Dr. Botvin also introduced several new programs based on the LST approach.  Together, they offer several powerful ways to reach youth of different ages and in different settings. These include LST programs for students in upper elementary school and high school, a program for students attending vocational education schools, several self-paced CD-ROM programs, a program to ease the transition from high school to work or college, and a workplace program. Also, included in this suite of program is a program designed to help parents raise healthy, successful, and drug-free kids.

About Botvin LifeSkills Training

Botvin LifeSkills Training (LST) is a highly effective evidence-based substance abuse and violence prevention program with more than 25 years of peer-reviewed research behind it. Studies testing its effectiveness have found that LST can reduce the prevalence of tobacco, alcohol, and illicit drug use by as much as 80 percent. The program was developed by Dr. Gilbert J. Botvin, professor of Public Health and Psychiatry at Cornell University’s Weill Medical College and director of Cornell’s Institute for Prevention Research. Dr. Botvin is also founder and senior scientist at National Health Promotion Associates which promotes the use of evidence-based prevention programs. LST has been used with youth in all 50 States, the District of Columbia, Puerto Rico, the Virgin Islands and in 32 countries around the world. LST is included in the National Registry of Evidence-based Programs and Practices (NREPP) and has been cited for excellence by numerous organizations including the U.S. Department of Education, the Center for Substance Abuse Prevention, the National Institute on Drug Abuse (NIDA), and the Office of Juvenile Justice and Delinquency Prevention (part of the U.S. Department of Justice). Recently LST was selected as a “top tier” prevention program by the Coalition for Evidence-based Policy, an independent, non-partisan, non-profit organization in Washington, DC.

Visit www.lifeskillstraining.com for more information.


June 26th is International Day Against Drug Abuse

April 16, 2010

Established by the United Nations General Assembly in 1987, this day serves as a reminder of the goals agreed to by member states of creating an international society free of drug abuse. The United Nations Office of Drugs and Crime selects themes for the International Day and launches campaigns to raise awareness about the global drug problem. This year’s theme is “Do drugs control your life? Your life. Your Community. No place for drugs.”

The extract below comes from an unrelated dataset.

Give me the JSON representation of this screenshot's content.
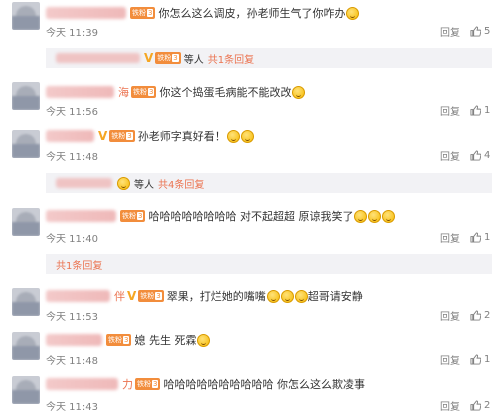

For more information, visit: http://www.unodc.org/drugs/


%d bloggers like this: